June Jones' Homecoming a Success Story

Carlos PinedaCorrespondent IDecember 26, 2009

“June would throw” is the synonymous slogan used when describing SMU head coach June Jones’ offensive philosophy. 

In his second year in Dallas Jones led the Mustangs to a 7-5 regular season record, a six-win turnaround from 1-11 in 2008.

Southern Methodist University—the only football team to suffer the “Death Penalty”—played in their first bowl game since 1984 when they defeated Notre Dame 27-20 in the Aloha Bowl.  The Mustangs concluded their first winning season since 1997.

How fitting was it that the team’s first bowl game in 25 years came at Aloha Stadium, the same venue where Jones spent his previous eight seasons coaching and cementing his legacy with the run-and-shoot offense.  It was a homecoming of sorts for the head coach. 

The Mustangs dominated the 2009 Hawaii Bowl on Thursday night with a 45-10 victory against the Nevada Wolfpack.  They jumped out to a 31-0 lead at the half.

Freshman quarterback Kyle Padron threw for a school-record 460 yards en route to what the Associated Press titled “SMU is back from the dead.”  Padron received MVP honors for his performance, going 32-for-41 with two touchdowns and zero interceptions. 

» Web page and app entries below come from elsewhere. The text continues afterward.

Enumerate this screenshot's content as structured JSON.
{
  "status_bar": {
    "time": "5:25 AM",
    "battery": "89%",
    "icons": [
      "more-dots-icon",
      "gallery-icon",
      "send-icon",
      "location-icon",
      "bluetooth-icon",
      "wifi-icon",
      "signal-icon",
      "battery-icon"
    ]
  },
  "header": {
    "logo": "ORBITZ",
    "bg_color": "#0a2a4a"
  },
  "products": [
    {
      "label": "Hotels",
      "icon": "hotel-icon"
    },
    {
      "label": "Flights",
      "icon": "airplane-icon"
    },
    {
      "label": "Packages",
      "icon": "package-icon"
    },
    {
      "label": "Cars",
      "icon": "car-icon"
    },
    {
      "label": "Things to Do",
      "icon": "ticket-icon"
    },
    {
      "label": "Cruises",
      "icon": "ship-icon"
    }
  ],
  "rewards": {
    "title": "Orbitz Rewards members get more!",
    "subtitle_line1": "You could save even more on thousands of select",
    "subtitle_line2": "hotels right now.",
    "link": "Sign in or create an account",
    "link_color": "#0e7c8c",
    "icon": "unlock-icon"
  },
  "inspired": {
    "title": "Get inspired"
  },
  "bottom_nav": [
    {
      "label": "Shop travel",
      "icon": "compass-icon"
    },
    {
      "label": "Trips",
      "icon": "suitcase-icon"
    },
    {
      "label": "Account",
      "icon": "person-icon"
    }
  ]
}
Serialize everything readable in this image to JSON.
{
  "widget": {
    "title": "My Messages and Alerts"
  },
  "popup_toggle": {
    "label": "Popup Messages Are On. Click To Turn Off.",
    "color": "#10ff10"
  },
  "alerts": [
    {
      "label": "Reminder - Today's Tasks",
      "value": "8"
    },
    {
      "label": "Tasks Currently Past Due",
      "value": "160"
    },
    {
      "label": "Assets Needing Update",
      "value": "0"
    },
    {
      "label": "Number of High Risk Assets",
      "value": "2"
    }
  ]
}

"I wouldn't say the Pony Express, but it brings back a lot of boosters and a lot of the alumni to know we have a football team again," said Padron in a media release.

SMU played in the Southwest Conference with Texas, Texas A&M, Arkansas, TCU, Rice, Houston and Baylor until 1996 when the conference dissolved.  They joined the Western Athletic Conference (WAC) in ’96 before joining Conference USA in 2005.

The Mustangs totaled 534 yards of offense on the night, increasing their lead to 38-0 before Nevada scored a field goal with 3:08 remaining in the third quarter.

"They outplayed us, they outcoached us, they did an excellent job," Nevada head coach Chris Ault said in a media release.  "We were never involved for whatever reason."

The program looks to be on the right track to success following the effects of NCAA sanctions.  The eight wins this year is the most the Mustangs have had since the 1980s.

When Jones took the head-coaching job at the University of Hawaii-Manoa in 1999, he took over a football team that was in the midst of an 18-game losing streak and went 0-12 in 1998.  All Jones did in his first year with the Warriors was lead them to a 9-4 record, the most dramatic turnaround in NCAA football history, as well as a share of the WAC championship.

The team made a bowl game that season following a seven-year drought.  During Jones’ tenure the Warriors had seven winning seasons, making it to a bowl game in six of those years.

Jones’ most successful campaign came in his final year at Hawaii where the team finished the 2007 season undefeated, earning a bid to the BCS where they faced Georgia in the Sugar Bowl.

Notable former players at Hawaii include quarterbacks Timmy Chang and Colt Brennan.  Chang became the NCAA all-time leader in pass yards in 2004 with 17,072 career yards.  He eclipsed BYU quarterback Ty Detmer who had 15,031 yards.

Brennan led the undefeated Warriors team to the Sugar Bowl in 2007.  He set the NCAA single-season record for touchdown passes and passer efficiency rating.

Following the team’s unprecedented run in ’07, Jones announced he would be leaving Hawaii for SMU.  For all his success he was never satisfied with the lack of support the University provided. 

Since his arrival in Dallas the program has improved drastically.  It was evident on Thursday night when the 12-point underdogs took the opposition to the woodshed.  The players said they were motivated by America, with 91 percent picking Nevada to upend SMU.

This is the second time Jones has proved his worth, by once more taking over a struggling team and restoring yet another program along the way. 

The Mustangs never fully recovered from the Death Penalty but under Jones are sure to find more success than they have had in the 20 years before his arrival.